Happy Marmot Day!
We don’t know what rodent you folks celebrate in the Lower 48, but in Alaska today is officially Marmot Day.
And while the question of whether or not we’ll have six more weeks of winter is generally laughable in a state where you’re not allowed to complain unless it’s still snowing in May, today is looking mighty spring-like in this corner of the Last Frontier.
For those of you curious about the origin and purpose of Marmot Day, there is an amusing Wikipedia entry detailing Senate Bill 58, and how it came to be.

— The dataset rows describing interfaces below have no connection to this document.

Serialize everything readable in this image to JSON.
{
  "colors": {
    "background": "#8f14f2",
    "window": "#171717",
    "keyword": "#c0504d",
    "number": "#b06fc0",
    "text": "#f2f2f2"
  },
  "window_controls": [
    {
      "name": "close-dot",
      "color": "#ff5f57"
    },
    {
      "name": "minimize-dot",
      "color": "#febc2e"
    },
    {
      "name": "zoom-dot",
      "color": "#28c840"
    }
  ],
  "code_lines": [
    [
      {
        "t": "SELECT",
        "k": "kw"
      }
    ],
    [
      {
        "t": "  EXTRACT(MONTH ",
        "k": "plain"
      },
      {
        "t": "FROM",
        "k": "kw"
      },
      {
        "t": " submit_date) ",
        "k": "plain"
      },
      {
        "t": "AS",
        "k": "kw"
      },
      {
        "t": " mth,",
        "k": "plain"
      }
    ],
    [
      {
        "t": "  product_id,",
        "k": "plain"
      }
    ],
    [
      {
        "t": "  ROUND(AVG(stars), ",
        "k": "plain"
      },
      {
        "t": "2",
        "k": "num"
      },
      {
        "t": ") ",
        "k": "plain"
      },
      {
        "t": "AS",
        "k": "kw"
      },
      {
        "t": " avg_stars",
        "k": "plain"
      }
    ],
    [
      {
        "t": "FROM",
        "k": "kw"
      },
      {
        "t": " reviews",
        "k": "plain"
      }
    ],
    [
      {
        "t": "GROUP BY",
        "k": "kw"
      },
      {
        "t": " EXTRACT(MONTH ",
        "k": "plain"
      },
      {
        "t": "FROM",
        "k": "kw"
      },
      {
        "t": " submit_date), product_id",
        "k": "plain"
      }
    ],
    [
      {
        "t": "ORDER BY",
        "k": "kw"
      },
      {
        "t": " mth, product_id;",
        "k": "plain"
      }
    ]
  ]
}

Senate Bill 58, sponsored by Sen. Linda Menard, R-Wasilla, was first introduced by the late Dr. Curtis Menard, Linda Menard’s husband and former state legislator. Concerned by the gradual decline of Alaska’s folk values, and worried that the 49th state would become a suburb of Houston both culturally and economically, Dr. Menard drew a line in the sand with his idea of creating Marmot Day in the 1990s. After getting stuck in a committee while politics was played, the controversial Marmot Day bill died in the legislature. Sen. Linda Menard reintroduced the bill for the 26th Alaska Legislature, and the bill passed by a Marmot’s whisker on the second to last day of the legislative session, and Sarah Palin signed it into law. As Senator Menard said, “By recognizing the marmot, our state [built] a tradition and legacy to be built on for future generations.

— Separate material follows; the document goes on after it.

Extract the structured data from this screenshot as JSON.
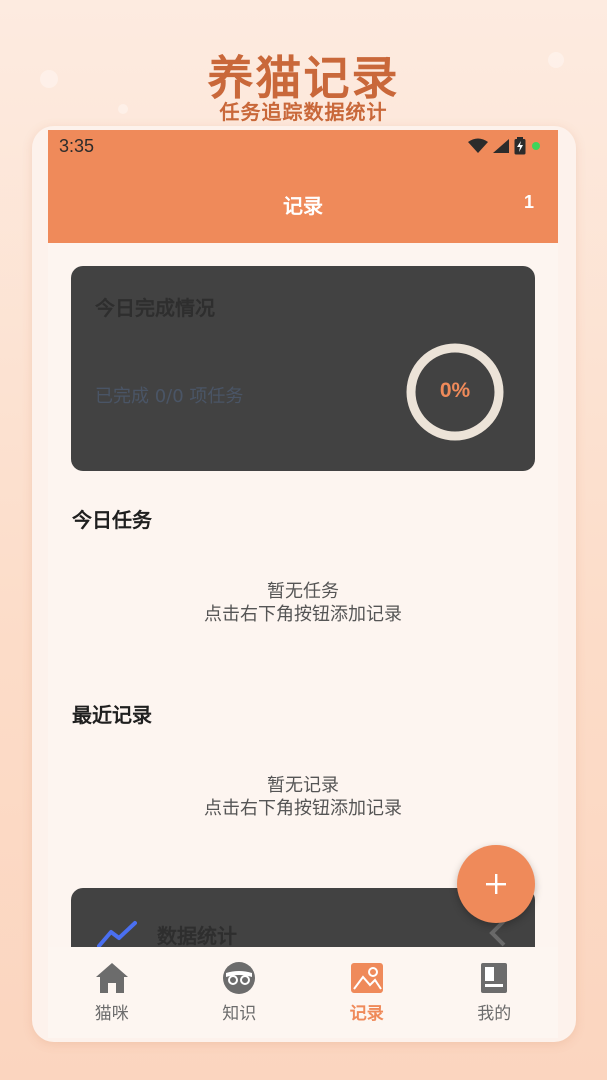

We, too, are worried that Alaska might become “a suburb of Houston.” May we humbly suggest that if Marmot Day alone does not stem the tide of Texification, the legislature might want to refrain from giving away our budget surplus to the oil companies located there. But that’s another story for another day.